Thus, Tun Dr Mahathir can pretend to care about the citizenship status of immigrants to Sabah whilst hardly pretending to care about the living conditions of the orang asli and the poorest in that very same state. Our dear PM himself can pretend to care about Chinese and Christians whilst he allows folks like Ibrahim Ali to continue being entirely honest about how much he hates them. The only good news from all this is that the veils can’t hide the darkness anymore. In such a rot, the people are forced to throw off all pretenses, not to mention the gloves (think HINDRAF, BERSIH).
And then there is a more sublime kind of unveiling showing off a better kind of world. It’s the kind that Michelle Ng alluded to in her Feb 5th essay, written in the context of the on-going ‘Allah’ controversy.
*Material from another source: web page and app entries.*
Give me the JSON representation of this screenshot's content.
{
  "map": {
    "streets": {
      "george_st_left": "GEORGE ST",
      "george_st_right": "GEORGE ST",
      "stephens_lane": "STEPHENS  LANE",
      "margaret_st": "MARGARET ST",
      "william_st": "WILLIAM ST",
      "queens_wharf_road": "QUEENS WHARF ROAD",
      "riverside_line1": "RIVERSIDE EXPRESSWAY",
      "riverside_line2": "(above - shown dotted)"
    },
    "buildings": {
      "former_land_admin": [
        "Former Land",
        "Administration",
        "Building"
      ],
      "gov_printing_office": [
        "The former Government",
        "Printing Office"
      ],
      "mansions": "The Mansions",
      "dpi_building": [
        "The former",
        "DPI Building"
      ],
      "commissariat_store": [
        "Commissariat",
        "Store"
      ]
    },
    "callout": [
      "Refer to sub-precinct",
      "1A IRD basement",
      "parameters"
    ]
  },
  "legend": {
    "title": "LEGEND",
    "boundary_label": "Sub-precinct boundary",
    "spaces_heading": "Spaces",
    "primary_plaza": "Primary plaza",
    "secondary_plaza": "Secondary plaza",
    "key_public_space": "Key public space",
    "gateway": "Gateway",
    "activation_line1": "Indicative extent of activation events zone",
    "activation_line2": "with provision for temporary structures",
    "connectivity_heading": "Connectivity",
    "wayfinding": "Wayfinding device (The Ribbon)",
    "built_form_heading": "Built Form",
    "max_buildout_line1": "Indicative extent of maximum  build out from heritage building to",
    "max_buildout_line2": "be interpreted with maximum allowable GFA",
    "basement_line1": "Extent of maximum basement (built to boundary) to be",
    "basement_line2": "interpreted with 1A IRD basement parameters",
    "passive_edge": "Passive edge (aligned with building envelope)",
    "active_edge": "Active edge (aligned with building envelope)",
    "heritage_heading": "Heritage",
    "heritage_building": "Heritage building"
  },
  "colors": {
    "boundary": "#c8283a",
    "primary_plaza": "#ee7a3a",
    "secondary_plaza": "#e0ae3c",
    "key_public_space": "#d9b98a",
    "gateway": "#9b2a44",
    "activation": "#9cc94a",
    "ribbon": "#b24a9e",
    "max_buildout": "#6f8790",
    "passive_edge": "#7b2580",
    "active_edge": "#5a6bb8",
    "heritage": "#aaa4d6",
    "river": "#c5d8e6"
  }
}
She, a Christian, declared to her Muslim friends that:
“(Even if) the day comes when Christianity is prohibited in Malaysia, when our churches and bibles are forced to cease to exist, I can assure you that we will still welcome you into our homes with open arms; we will feed you when you’re hungry and we will care for you if need be; and we will pray for you every day.”
That’s our new world right there. An in-breaking imaginary which not only brings hope to the country’s politics but also redefines the political. Ng’s promise to forgive and pray for those who persecute her is undoubtedly too Christian for many Christians; we should only hope it’s not too un-Malaysian for Malaysia. Her remarks proclaim another world so blindingly beautiful that most folks can’t deal with the shock of taking Ng seriously. Maybe this proves that the best kind of world is that which has to remain obscure for now, and presented to us in drama, sign, gesture and spectacle – like a wooden lion turned on by cymbals and drums, suddenly needing to gyrate and eat oranges and lettuce.
Chinese New Year is not only a celebration of a new twelve months under the Lunar calendar, but it can also be a declaration that enjoyable fiction begets new realities. The noise, the food, the colours – they all point to the casting out of evil and the inviting in of the good. It’s a 15-day nation-wide concert to ask the universe to do it again – better this time. Red storm rising, new worlds coming.
Happy Chinese New Year, Malaysia.